*Task requirements*
When you reach the records below, repeat each one exactly as written.

*Supplied entries*

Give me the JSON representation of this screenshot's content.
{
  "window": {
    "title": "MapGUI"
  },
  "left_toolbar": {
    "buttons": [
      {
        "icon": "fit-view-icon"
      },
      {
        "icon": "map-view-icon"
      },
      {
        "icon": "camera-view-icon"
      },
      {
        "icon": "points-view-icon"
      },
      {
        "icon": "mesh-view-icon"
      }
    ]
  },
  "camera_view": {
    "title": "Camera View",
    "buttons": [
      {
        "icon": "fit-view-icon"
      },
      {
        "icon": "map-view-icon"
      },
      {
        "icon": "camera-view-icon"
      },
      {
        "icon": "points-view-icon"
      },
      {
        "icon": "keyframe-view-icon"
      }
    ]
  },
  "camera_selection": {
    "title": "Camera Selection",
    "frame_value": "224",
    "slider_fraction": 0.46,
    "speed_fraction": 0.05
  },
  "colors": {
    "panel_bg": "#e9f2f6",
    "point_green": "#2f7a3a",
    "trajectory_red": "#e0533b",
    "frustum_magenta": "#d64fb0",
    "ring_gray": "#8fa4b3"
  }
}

*Task response*
Give me the JSON representation of this screenshot's content.
{
  "window": {
    "title": "MapGUI"
  },
  "left_toolbar": {
    "buttons": [
      {
        "icon": "fit-view-icon"
      },
      {
        "icon": "map-view-icon"
      },
      {
        "icon": "camera-view-icon"
      },
      {
        "icon": "points-view-icon"
      },
      {
        "icon": "mesh-view-icon"
      }
    ]
  },
  "camera_view": {
    "title": "Camera View",
    "buttons": [
      {
        "icon": "fit-view-icon"
      },
      {
        "icon": "map-view-icon"
      },
      {
        "icon": "camera-view-icon"
      },
      {
        "icon": "points-view-icon"
      },
      {
        "icon": "keyframe-view-icon"
      }
    ]
  },
  "camera_selection": {
    "title": "Camera Selection",
    "frame_value": "224",
    "slider_fraction": 0.46,
    "speed_fraction": 0.05
  },
  "colors": {
    "panel_bg": "#e9f2f6",
    "point_green": "#2f7a3a",
    "trajectory_red": "#e0533b",
    "frustum_magenta": "#d64fb0",
    "ring_gray": "#8fa4b3"
  }
}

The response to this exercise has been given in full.